THE DANISH PLAY by Sonja Mills, directed by Kelly Thornton (Nightwood). At Young Centre for the Performing Arts (55.
THE DANISH PLAY by Sonja Mills, directed by Kelly Thornton (Nightwood). At Young Centre for the Performing Arts (55 Mill). To March 17. $15-$32. 416-866-8666. See Continuing, page 70. Rating: NNNNN Rating: NNNNN
While honouring the determination, bravery and pride of poet Agnete Ottosen and her fellow resistance fighters in Denmark during the second world war, Sonja Mills ‘s phenomenal The Danish Play also breaks your heart.
Darting between the 1940s and 1962, the play centres around Agnete ( Kate Hennig ), who begins her political journey as an outspoken ex-wife and ex-union leader. Wanting to support the Danish resistance movement, she cajoles lawyer Mads ( Bruce Hunter ), an underground-newspaper editor, to hire her.
As the war progresses, Agnete, Mads and friends Helga ( Randi Helmers ), Michael ( Clinton Walker ) and Bente ( Christine Brubaker ) lose their dignity and youthful vitality and must deal with many scars of war.
Early in the play, the characters vow to reunite every Christmas Eve for a toast. Most of these wonderful actors have also reunited for this remount, and their intimacy shows onstage. Director Kelly Thornton integrates them all into the action and makes each character’s story rich comic actor Hunter, for example, brings his wry, dry wit to Mads.
But it’s Hennig who guides the audience’s emotional journey. We feel optimistic when she laughs and nauseous with fear when she trembles before Nazi torturers. Her powerful recitation of a poem about women’s capabilities demonstrates why the Nazis wanted to eradicate free expression through arts and culture. Ultimately, we follow her into total despair.

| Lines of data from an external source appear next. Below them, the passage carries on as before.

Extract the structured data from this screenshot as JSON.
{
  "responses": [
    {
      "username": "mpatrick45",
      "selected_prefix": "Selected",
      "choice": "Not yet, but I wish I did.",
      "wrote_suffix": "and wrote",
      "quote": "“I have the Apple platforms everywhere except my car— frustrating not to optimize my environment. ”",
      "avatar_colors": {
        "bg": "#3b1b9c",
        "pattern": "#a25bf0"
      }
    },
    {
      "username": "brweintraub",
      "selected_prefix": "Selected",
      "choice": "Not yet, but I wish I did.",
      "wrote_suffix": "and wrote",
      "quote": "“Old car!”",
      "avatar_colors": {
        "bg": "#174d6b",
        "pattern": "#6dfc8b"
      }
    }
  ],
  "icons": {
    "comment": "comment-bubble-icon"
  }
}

Sometimes, wartime and post-war scenes take place on the same set. The production team efficiently differentiates time periods through subtle costume changes or by altering items on a rotating shelf.
The very survival of Agnete’s story and its theatrical rebirth reminds us that resistance is never in vain.